So, despite the success, why only two stores? Coakley doesn’t want a shop on every high street – he knows that SCP is never going to be able to compete with stores such as Ikea and Habitat. He will reveal, however, that if he was going to open another store, it would probably be in north London, but for now he’s only thinking about it. With this, he also admits that he would much rather keep his work local and have everything manufactured in the UK. As the company grew, Coakley opened his own upholstery factory in Norfolk – Coakley & Cox - which he believes gave SCP much more control over product development. When not at the Norfolk factory, he sources many other components for SCP’s designs across the UK. “We weave our textiles in Wales, yarn is spun in Yorkshire and ceramics are made in Stoke-on-Trent. There’s something appealing about that, plus it’s a great way to work, as I can visit the factories easily.” Something that is evident is how proud Coakley is to be a British manufacturer.

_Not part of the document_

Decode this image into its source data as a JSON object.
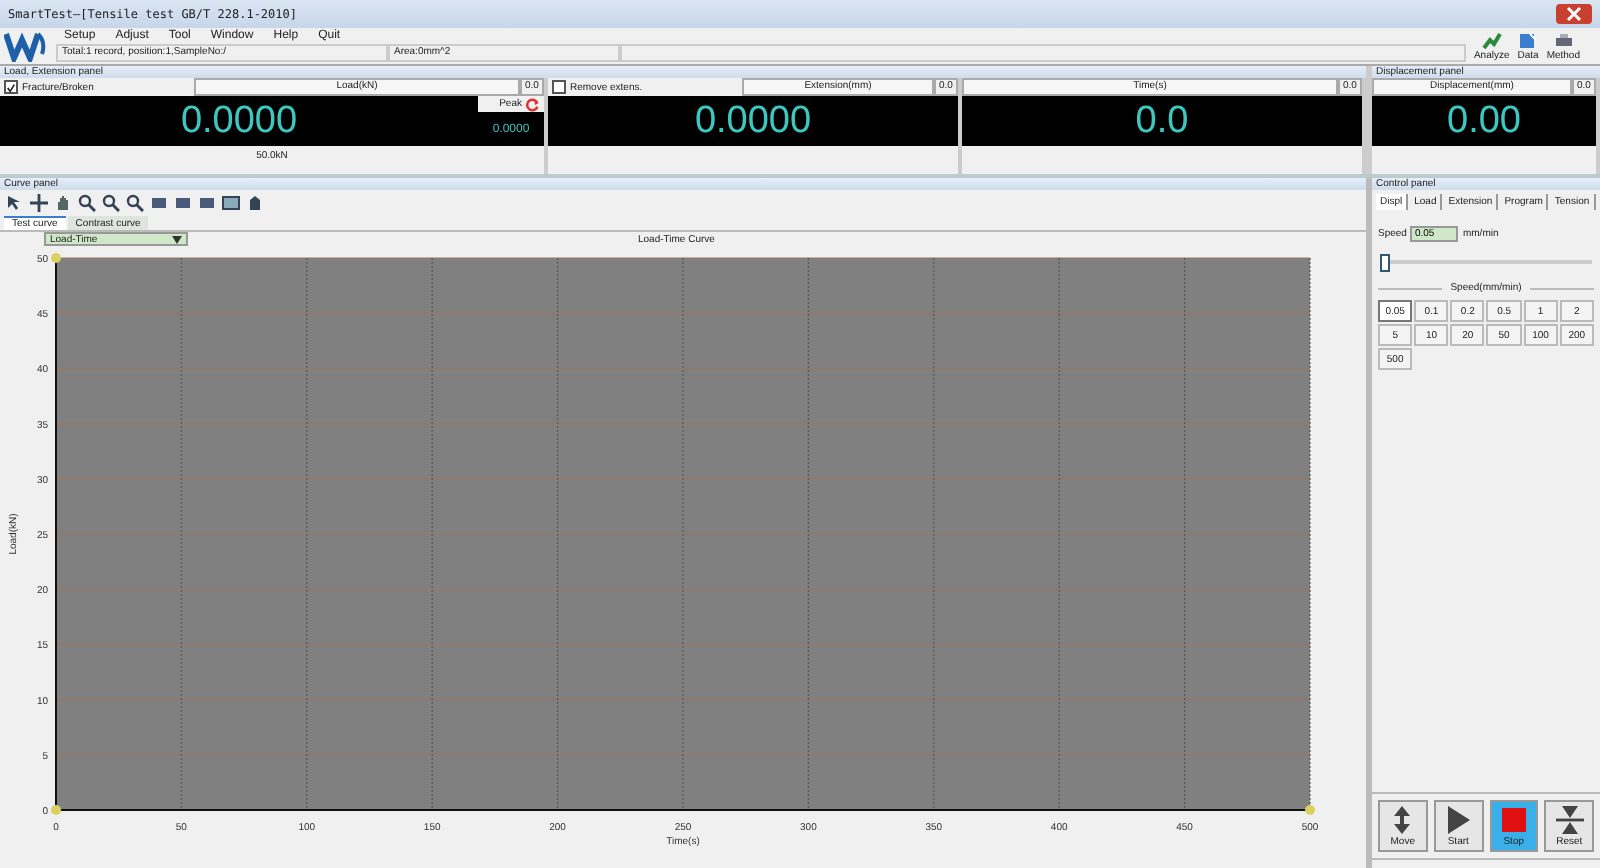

So what does he see as the big trend for furniture in 2013? For him, furniture design is a constant evolution. Big changes only happen when a new material comes along, which is not often. He sees 3D printing as a big trend for the future but that’s a long way off. As for 2013, he thinks people will become much more confident in mixing new and vintage design, becoming less reliant on current fashions. He still stands by his design ethos that future pieces need to be purposeful, with form and function.
One might expect someone with such an illustrious career to be very self-assured, but Coakley couldn’t be more different. He is strikingly modest and humble, always happy to give his time to talk about his roots, struggles and the designers he has worked with, rather than his own success. It is almost as if he doesn’t quite realise the impact he has had on the industry. At Christmas the Shoreditch store was virtually impossible to get into, with shoppers carrying armfuls of wooden toys, brightly knitted cushions and state-of-the-art telephones. “Yes, it was really quite a good year for us,” shrugs Coakley.
Home for Coakley is now in Hampshire, a 1970s house that was originally built for an engineer by a local architect. Coakley clearly loves it, right down to its entirely wood and brick construction, and the 20 acres of grounds where he grows hay and trees. “I wanted land all around me. I think I thought I’d run some sort of commune. It goes back to that alternative society thing.” It’s hard to believe that 2015 will see the 30th anniversary of SCP. Asked how he will be celebrating, he responds with a slight groan; he’s not sure, but it will be “definitely something quiet”. Sheridan, you can try your best, but we doubt that will be allowed to happen.
View SCP on the Domus Nova Design Guide.
SCP West, 87-93 Westbourne Grove, London W2 & SCP East, 135 Curtain Road, London EC2A; scp.co.uk